FAVS 250-A01 Business of Film DL Lisa Thrasher lthrashe@gmu.edu | This course provides an overview of the film industry from a business perspective. Students learn basic business practices, film financing, business plans, film distribution, and management and marketing techniques appropriate for the film industry.

FAVS 300-A02 Global Horror Film DL Thomas Britt tbritt@gmu.edu | Taking a historical approach through various national and international cinemas, the course begins with horror film’s literary and theatrical origins and traces its development into modern and postmodern forms of storytelling. Fulfills Mason Core requirement in Global Understanding.

Modern and Classical Languages

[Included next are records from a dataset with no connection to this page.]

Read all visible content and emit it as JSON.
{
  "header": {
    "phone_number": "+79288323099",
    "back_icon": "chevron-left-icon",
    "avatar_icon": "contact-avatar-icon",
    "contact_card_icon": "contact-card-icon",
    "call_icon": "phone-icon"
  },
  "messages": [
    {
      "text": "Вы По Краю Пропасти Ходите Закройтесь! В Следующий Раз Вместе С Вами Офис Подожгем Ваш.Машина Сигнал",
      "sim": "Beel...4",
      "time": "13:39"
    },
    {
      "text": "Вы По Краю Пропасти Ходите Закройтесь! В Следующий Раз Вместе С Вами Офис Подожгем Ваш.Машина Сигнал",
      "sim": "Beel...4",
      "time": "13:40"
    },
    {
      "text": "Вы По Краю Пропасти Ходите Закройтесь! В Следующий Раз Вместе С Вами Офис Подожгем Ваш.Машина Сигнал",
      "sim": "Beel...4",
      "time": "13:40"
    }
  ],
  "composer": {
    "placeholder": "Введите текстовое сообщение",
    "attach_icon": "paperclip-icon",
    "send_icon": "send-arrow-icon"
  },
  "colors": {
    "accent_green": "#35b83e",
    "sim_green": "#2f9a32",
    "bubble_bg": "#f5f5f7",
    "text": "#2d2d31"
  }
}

JAPA 320-A01 Japanese Cinema: Akira Kurosawa 7-10pm MWF Thompson Hall 1017 | Michael Jeck mjeck@gmu.edu | From early works to late period spectacles, from samurai to business suits, from the classics to unsung, little-known works. The course emphasizes the cinematic means by which Akira Kurosawa represents Promethean heroes at odds with their environments. This class requires no background in film studies or in Japanese language, culture, history, but it can’t hurt. All films will have English subtitles, and will be shown in their entirety during class. Fulfills requirements for the minors in Japanese Studies and Film and Media Studies. Fulfills credits toward the B.A. in Global Affairs with the Asia concentration.